Afghanistan is of great importance to Pakistan. In addition to the fact that the countries share a long common border, Pakistan and Afghanistan are home to Pashtuns, a significant ethnic group in both countries. The complex dynamics of this issue, including the topic of eventual recognition (or non-recognition) of the Durand Line as an objective Pakistani-Afghan border should also not be completely discounted. In addition, the long-term Afghan conflict, in our opinion, has had a negative impact on Pakistani society. Pakistani researcher Imrana Begum, in a recent book on the impact of the Afghan conflict on Pakistan, even calls the outcome of the war the "Talibanisation of Pakistan".

This so-called Talibanisation of Pakistan, in her opinion, is expressed in the fact that the country actually ended up on the front line, and was flooded with weapons and refugees from Afghanistan. In recent decades, this has seriously undermined the potential for Pakistan's economic development. Islamabad, like Moscow, is interested in a stable and peaceful Afghanistan. Both countries maintain certain contacts with the current Afghan leadership, so it is advisable to synchronise watches on this issue, including at the expert level.

Another equally important issue in Russian-Pakistani relations is connected with the historical legacy of the Afghan conflict - the need to build a mutually positive image in the public opinion of the two countries. As noted above, one should not deny the negative impact of the Afghan military campaign of the 1980s on the image of Pakistan in Russia. At the same time, we in Russia often do not take into account that exactly the same situation has developed with respect to the image of Russia in Pakistani public opinion. As a result, in order to achieve sustainable trust in the public opinion of the two countries, purposeful, delicate work is needed on both sides: the ability to hear each other out, openly and impartially discuss complex historical problems and overcome them today. Incidentally, the successful Russian-Chinese experience of building mutual public trust after many years of negativity may well be applied here (the SCO format contributes to this).

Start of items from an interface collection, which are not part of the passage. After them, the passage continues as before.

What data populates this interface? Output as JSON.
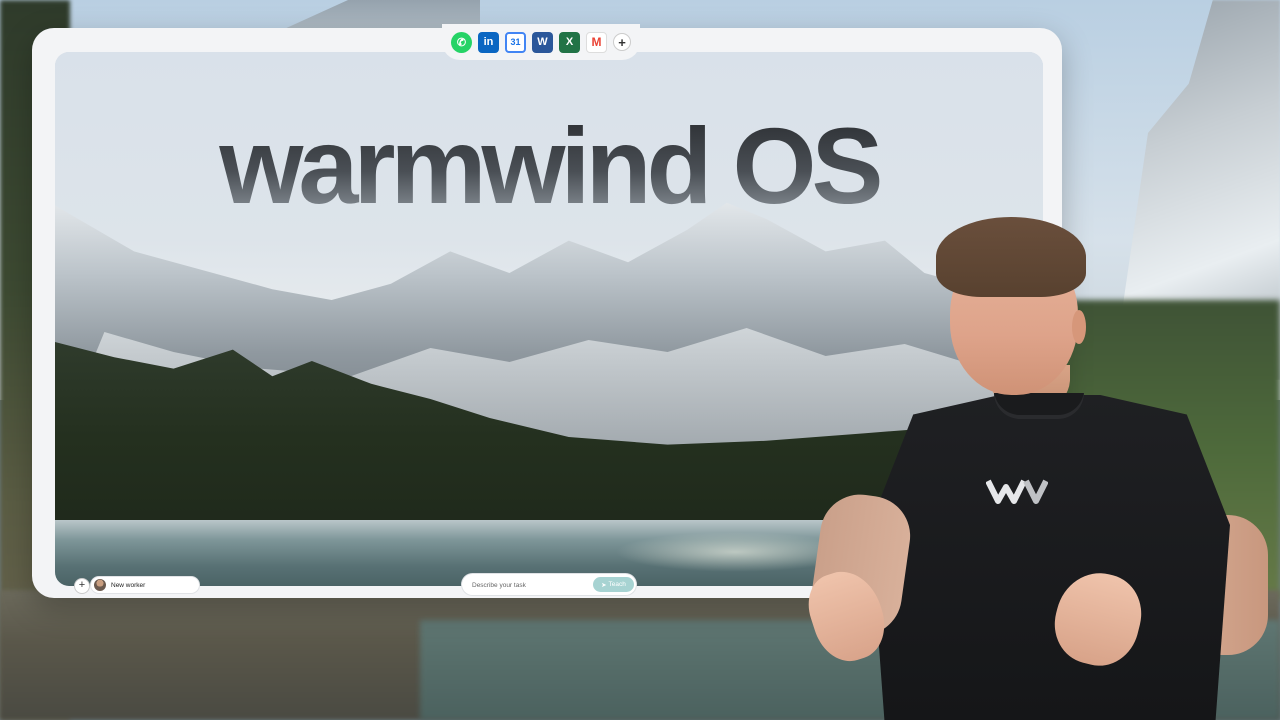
{
  "title": "warmwind OS",
  "dock": {
    "apps": [
      {
        "name": "whatsapp",
        "icon": "whatsapp-icon",
        "glyph": "✆"
      },
      {
        "name": "linkedin",
        "icon": "linkedin-icon",
        "glyph": "in"
      },
      {
        "name": "google-calendar",
        "icon": "calendar-icon",
        "glyph": "31"
      },
      {
        "name": "word",
        "icon": "word-icon",
        "glyph": "W"
      },
      {
        "name": "excel",
        "icon": "excel-icon",
        "glyph": "X"
      },
      {
        "name": "gmail",
        "icon": "gmail-icon",
        "glyph": "M"
      }
    ],
    "add_glyph": "+"
  },
  "bottom_bar": {
    "add_worker_glyph": "+",
    "worker_label": "New worker",
    "task_placeholder": "Describe your task",
    "teach_icon": "➤",
    "teach_label": "Teach"
  },
  "colors": {
    "teach_button": "#a7d3d2",
    "whatsapp": "#25d366",
    "linkedin": "#0a66c2",
    "word": "#2b579a",
    "excel": "#217346"
  }
}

A significant separate topic is the development of economic cooperation between Russia and Pakistan. Here, in previous years, a certain groundwork has already been created and large-scale projects have been announced. In 2015, Russia and Pakistan signed an agreement on the construction of a main gas pipeline, which was later called "Pakistan Stream". In the case of the implementation of the Pakistan Stream, the price of electricity for the population may significantly decrease, which may lead to economic growth and a decrease in social tension in the country. Considering that more than 200 million people live in Pakistan, and gas consumption is constantly growing, there is every reason to believe that the implementation of this project could make a significant contribution to ensuring the energy security of the country. On the other hand, it should not be denied that in the new global situation that has taken shape since February 24, this context will have its impact on the dynamics of Russia's economic ties with other countries, including Pakistan. There will be both external pressure and sanctions restrictions. This also shouldn't be discounted.

Therefore, one of the main tasks of the Russian-Pakistani conference of the Valdai Club is to conduct a general review of the state of bilateral relations amid a critical period for Russia and the whole world. The event will consider the main issues of bilateral relations in politics, economics, the development of public relations, as well as the regional and international context of Russian-Pakistani cooperation, which is closely interconnected with the relations of Russia and Pakistan with China, India, Afghanistan, the Arab countries and Iran. The purpose of the conference is to strengthen cooperation between Russia and Pakistan and consolidate the positive trend in the perception of our countries in public opinion, both in Russia and in Pakistan.

Opening and First Session of the Russia-Pakistan Expert Dialogue
Views expressed are of individual Members and Contributors, rather than the Club's, unless explicitly stated otherwise.